About this task.
Your reply must contain the lines from the one with "What's the underlying" through the last line of the material, exact and complete, with no pictures and no other text.

Records supplied.
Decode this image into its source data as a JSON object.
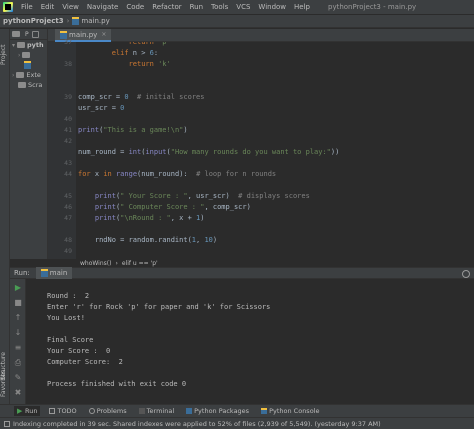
{
  "menubar": {
    "items": [
      "File",
      "Edit",
      "View",
      "Navigate",
      "Code",
      "Refactor",
      "Run",
      "Tools",
      "VCS",
      "Window",
      "Help"
    ],
    "window_title": "pythonProject3 - main.py"
  },
  "navbar": {
    "project": "pythonProject3",
    "file": "main.py"
  },
  "left_strip": {
    "project_tab": "Project",
    "structure_tab": "Structure",
    "favorites_tab": "Favorites"
  },
  "project_panel": {
    "items": [
      {
        "label": "pyth",
        "arrow": "▾"
      },
      {
        "label": "",
        "arrow": "›"
      },
      {
        "label": "",
        "arrow": ""
      },
      {
        "label": "Exte",
        "arrow": "›"
      },
      {
        "label": "Scra",
        "arrow": ""
      }
    ]
  },
  "editor": {
    "tab_label": "main.py",
    "tab_close": "×",
    "line_numbers": [
      "37",
      "38",
      "39",
      "40",
      "41",
      "42",
      "43",
      "44",
      "45",
      "46",
      "47",
      "48",
      "49",
      "50",
      "51",
      "52"
    ],
    "lines": [
      {
        "tokens": [
          {
            "t": "            ",
            "c": ""
          },
          {
            "t": "return",
            "c": "kw"
          },
          {
            "t": " ",
            "c": ""
          },
          {
            "t": "'p'",
            "c": "str"
          }
        ]
      },
      {
        "tokens": [
          {
            "t": "        ",
            "c": ""
          },
          {
            "t": "elif",
            "c": "kw"
          },
          {
            "t": " n > ",
            "c": ""
          },
          {
            "t": "6",
            "c": "num"
          },
          {
            "t": ":",
            "c": ""
          }
        ]
      },
      {
        "tokens": [
          {
            "t": "            ",
            "c": ""
          },
          {
            "t": "return",
            "c": "kw"
          },
          {
            "t": " ",
            "c": ""
          },
          {
            "t": "'k'",
            "c": "str"
          }
        ]
      },
      {
        "tokens": [
          {
            "t": "",
            "c": ""
          }
        ]
      },
      {
        "tokens": [
          {
            "t": "",
            "c": ""
          }
        ]
      },
      {
        "tokens": [
          {
            "t": "comp_scr = ",
            "c": ""
          },
          {
            "t": "0",
            "c": "num"
          },
          {
            "t": "  ",
            "c": ""
          },
          {
            "t": "# initial scores",
            "c": "com"
          }
        ]
      },
      {
        "tokens": [
          {
            "t": "usr_scr = ",
            "c": ""
          },
          {
            "t": "0",
            "c": "num"
          }
        ]
      },
      {
        "tokens": [
          {
            "t": "",
            "c": ""
          }
        ]
      },
      {
        "tokens": [
          {
            "t": "print",
            "c": "fn"
          },
          {
            "t": "(",
            "c": ""
          },
          {
            "t": "\"This is a game!\\n\"",
            "c": "str"
          },
          {
            "t": ")",
            "c": ""
          }
        ]
      },
      {
        "tokens": [
          {
            "t": "",
            "c": ""
          }
        ]
      },
      {
        "tokens": [
          {
            "t": "num_round = ",
            "c": ""
          },
          {
            "t": "int",
            "c": "fn"
          },
          {
            "t": "(",
            "c": ""
          },
          {
            "t": "input",
            "c": "fn"
          },
          {
            "t": "(",
            "c": ""
          },
          {
            "t": "\"How many rounds do you want to play:\"",
            "c": "str"
          },
          {
            "t": "))",
            "c": ""
          }
        ]
      },
      {
        "tokens": [
          {
            "t": "",
            "c": ""
          }
        ]
      },
      {
        "tokens": [
          {
            "t": "for",
            "c": "kw"
          },
          {
            "t": " x ",
            "c": ""
          },
          {
            "t": "in",
            "c": "kw"
          },
          {
            "t": " ",
            "c": ""
          },
          {
            "t": "range",
            "c": "fn"
          },
          {
            "t": "(num_round):  ",
            "c": ""
          },
          {
            "t": "# loop for n rounds",
            "c": "com"
          }
        ]
      },
      {
        "tokens": [
          {
            "t": "",
            "c": ""
          }
        ]
      },
      {
        "tokens": [
          {
            "t": "    ",
            "c": ""
          },
          {
            "t": "print",
            "c": "fn"
          },
          {
            "t": "(",
            "c": ""
          },
          {
            "t": "\" Your Score : \"",
            "c": "str"
          },
          {
            "t": ", usr_scr)  ",
            "c": ""
          },
          {
            "t": "# displays scores",
            "c": "com"
          }
        ]
      },
      {
        "tokens": [
          {
            "t": "    ",
            "c": ""
          },
          {
            "t": "print",
            "c": "fn"
          },
          {
            "t": "(",
            "c": ""
          },
          {
            "t": "\" Computer Score : \"",
            "c": "str"
          },
          {
            "t": ", comp_scr)",
            "c": ""
          }
        ]
      },
      {
        "tokens": [
          {
            "t": "    ",
            "c": ""
          },
          {
            "t": "print",
            "c": "fn"
          },
          {
            "t": "(",
            "c": ""
          },
          {
            "t": "\"\\nRound : \"",
            "c": "str"
          },
          {
            "t": ", x + ",
            "c": ""
          },
          {
            "t": "1",
            "c": "num"
          },
          {
            "t": ")",
            "c": ""
          }
        ]
      },
      {
        "tokens": [
          {
            "t": "",
            "c": ""
          }
        ]
      },
      {
        "tokens": [
          {
            "t": "    rndNo = random.randint(",
            "c": ""
          },
          {
            "t": "1",
            "c": "num"
          },
          {
            "t": ", ",
            "c": ""
          },
          {
            "t": "10",
            "c": "num"
          },
          {
            "t": ")",
            "c": ""
          }
        ]
      }
    ],
    "breadcrumb": [
      "whoWins()",
      "›",
      "elif u == 'p'"
    ]
  },
  "run_panel": {
    "label": "Run:",
    "tab": "main",
    "console_lines": [
      "Round :  2",
      "Enter 'r' for Rock 'p' for paper and 'k' for Scissors",
      "You Lost!",
      "",
      "Final Score",
      "Your Score :  0",
      "Computer Score:  2",
      "",
      "Process finished with exit code 0"
    ]
  },
  "bottom_tabs": {
    "items": [
      "Run",
      "TODO",
      "Problems",
      "Terminal",
      "Python Packages",
      "Python Console"
    ]
  },
  "status_bar": {
    "text": "Indexing completed in 39 sec. Shared indexes were applied to 52% of files (2,939 of 5,549). (yesterday 9:37 AM)"
  },
  "colors": {
    "accent": "#4a88c7",
    "run_green": "#499c54",
    "stop_red": "#c75450"
  }
}
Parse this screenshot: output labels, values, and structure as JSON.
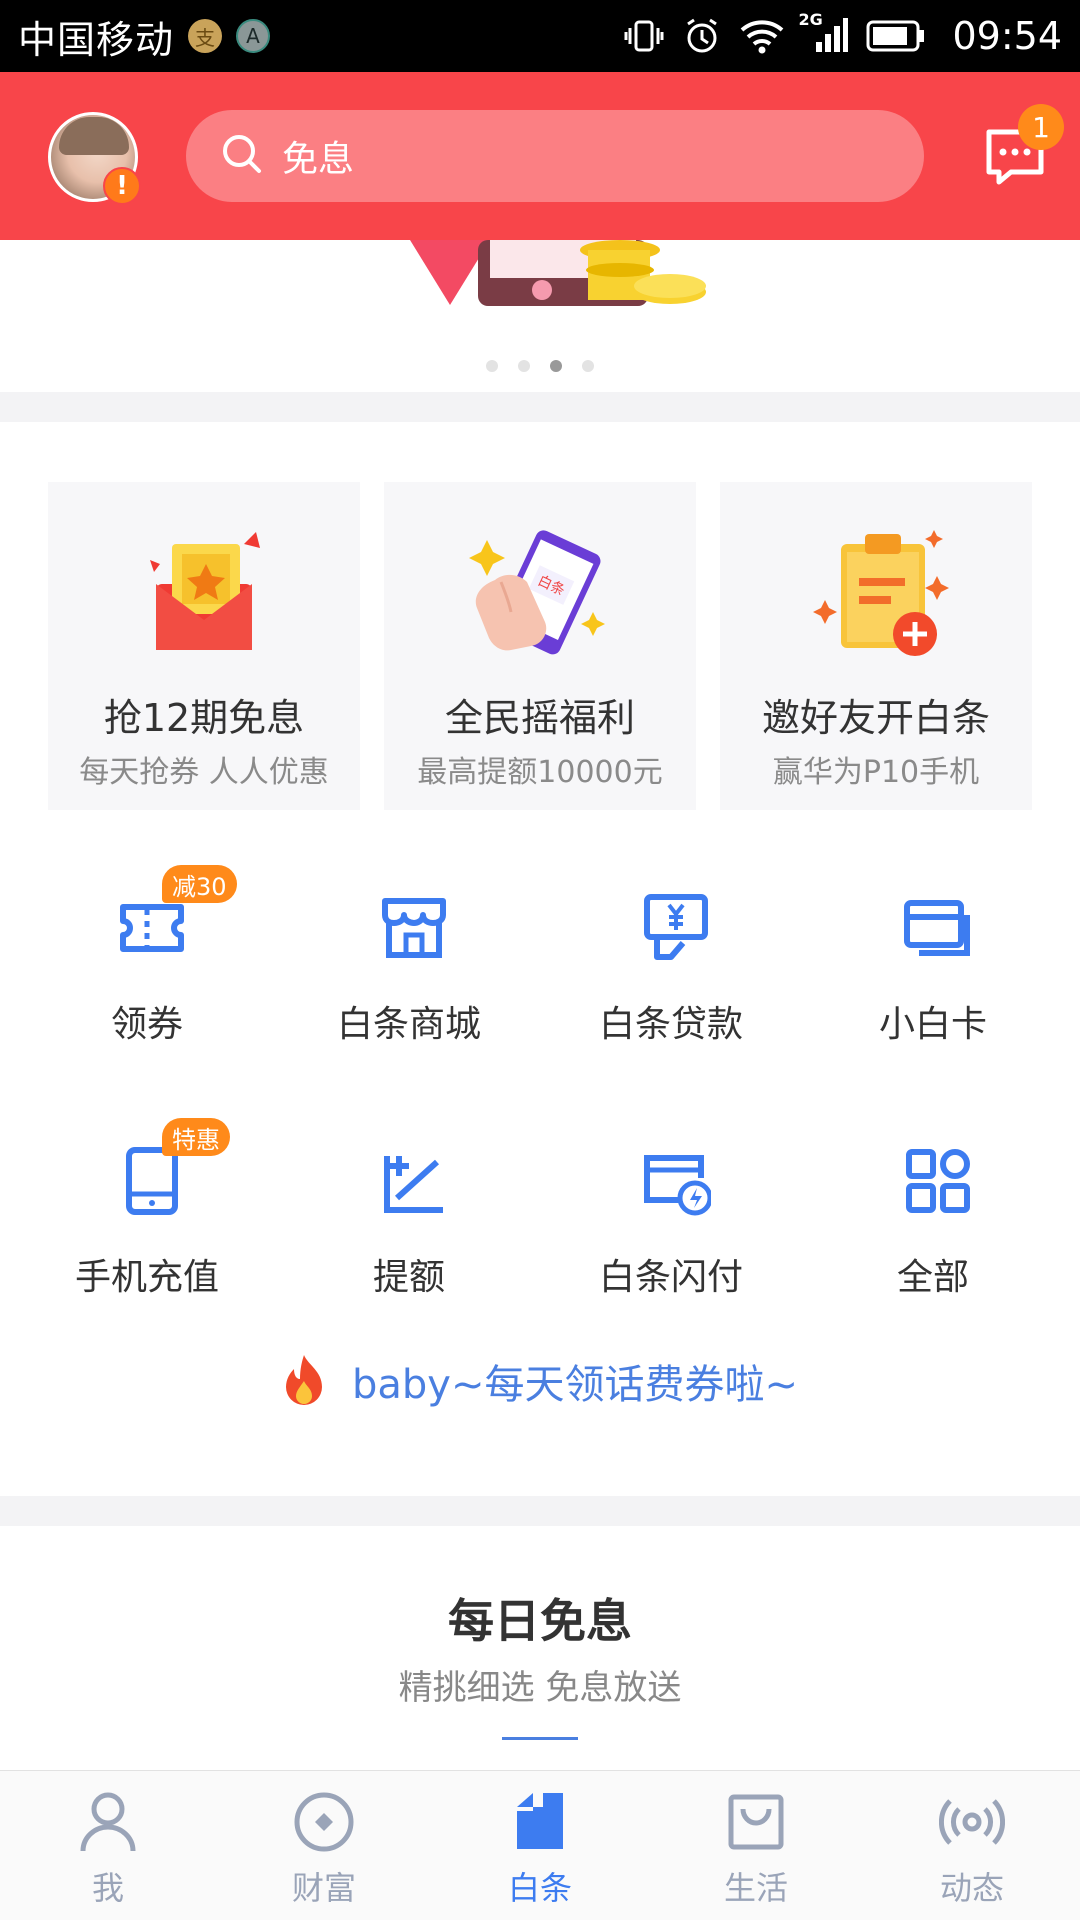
{
  "status_bar": {
    "carrier": "中国移动",
    "badge_alipay": "支",
    "badge_a": "A",
    "network": "2G",
    "time": "09:54"
  },
  "header": {
    "search_placeholder": "免息",
    "message_count": "1",
    "avatar_alert": "!"
  },
  "banner": {
    "dots": 4,
    "active_dot": 3
  },
  "promo_cards": [
    {
      "title": "抢12期免息",
      "subtitle": "每天抢券 人人优惠",
      "icon": "red-envelope-ticket-icon"
    },
    {
      "title": "全民摇福利",
      "subtitle": "最高提额10000元",
      "icon": "shake-phone-icon",
      "art_text": "白条"
    },
    {
      "title": "邀好友开白条",
      "subtitle": "赢华为P10手机",
      "icon": "invite-clipboard-icon"
    }
  ],
  "grid": [
    {
      "label": "领券",
      "icon": "coupon-icon",
      "badge": "减30"
    },
    {
      "label": "白条商城",
      "icon": "store-icon",
      "badge": ""
    },
    {
      "label": "白条贷款",
      "icon": "loan-icon",
      "badge": ""
    },
    {
      "label": "小白卡",
      "icon": "card-icon",
      "badge": ""
    },
    {
      "label": "手机充值",
      "icon": "phone-recharge-icon",
      "badge": "特惠"
    },
    {
      "label": "提额",
      "icon": "raise-limit-icon",
      "badge": ""
    },
    {
      "label": "白条闪付",
      "icon": "quickpay-icon",
      "badge": ""
    },
    {
      "label": "全部",
      "icon": "all-apps-icon",
      "badge": ""
    }
  ],
  "tip": {
    "text": "baby~每天领话费券啦~",
    "icon": "fire-icon"
  },
  "daily": {
    "title": "每日免息",
    "subtitle": "精挑细选 免息放送"
  },
  "bottom_nav": [
    {
      "label": "我",
      "icon": "person-icon",
      "active": false
    },
    {
      "label": "财富",
      "icon": "wealth-icon",
      "active": false
    },
    {
      "label": "白条",
      "icon": "baitiao-icon",
      "active": true
    },
    {
      "label": "生活",
      "icon": "bag-icon",
      "active": false
    },
    {
      "label": "动态",
      "icon": "broadcast-icon",
      "active": false
    }
  ],
  "colors": {
    "header_red": "#f8454a",
    "accent_blue": "#3d7cf0",
    "badge_orange": "#ff8a1a"
  }
}
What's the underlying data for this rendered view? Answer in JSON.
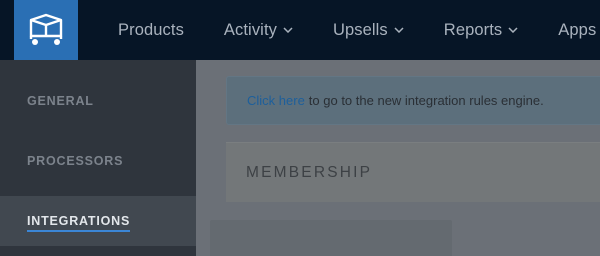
{
  "header": {
    "nav": [
      {
        "label": "Products",
        "has_dropdown": false
      },
      {
        "label": "Activity",
        "has_dropdown": true
      },
      {
        "label": "Upsells",
        "has_dropdown": true
      },
      {
        "label": "Reports",
        "has_dropdown": true
      },
      {
        "label": "Apps",
        "has_dropdown": false
      }
    ],
    "logo_icon": "box-cart-icon"
  },
  "sidebar": {
    "items": [
      {
        "label": "GENERAL",
        "active": false
      },
      {
        "label": "PROCESSORS",
        "active": false
      },
      {
        "label": "INTEGRATIONS",
        "active": true
      }
    ]
  },
  "main": {
    "notice": {
      "link_text": "Click here",
      "text": "to go to the new integration rules engine."
    },
    "section_title": "MEMBERSHIP"
  },
  "colors": {
    "topbar": "#061526",
    "logo_bg": "#2a6fb4",
    "sidebar": "#2f353d",
    "active_underline": "#3b86d6",
    "link": "#1d5f9b"
  }
}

Task solution.
What's the underlying data for this rendered view? Answer in JSON.
{
  "header": {
    "nav": [
      {
        "label": "Products",
        "has_dropdown": false
      },
      {
        "label": "Activity",
        "has_dropdown": true
      },
      {
        "label": "Upsells",
        "has_dropdown": true
      },
      {
        "label": "Reports",
        "has_dropdown": true
      },
      {
        "label": "Apps",
        "has_dropdown": false
      }
    ],
    "logo_icon": "box-cart-icon"
  },
  "sidebar": {
    "items": [
      {
        "label": "GENERAL",
        "active": false
      },
      {
        "label": "PROCESSORS",
        "active": false
      },
      {
        "label": "INTEGRATIONS",
        "active": true
      }
    ]
  },
  "main": {
    "notice": {
      "link_text": "Click here",
      "text": "to go to the new integration rules engine."
    },
    "section_title": "MEMBERSHIP"
  },
  "colors": {
    "topbar": "#061526",
    "logo_bg": "#2a6fb4",
    "sidebar": "#2f353d",
    "active_underline": "#3b86d6",
    "link": "#1d5f9b"
  }
}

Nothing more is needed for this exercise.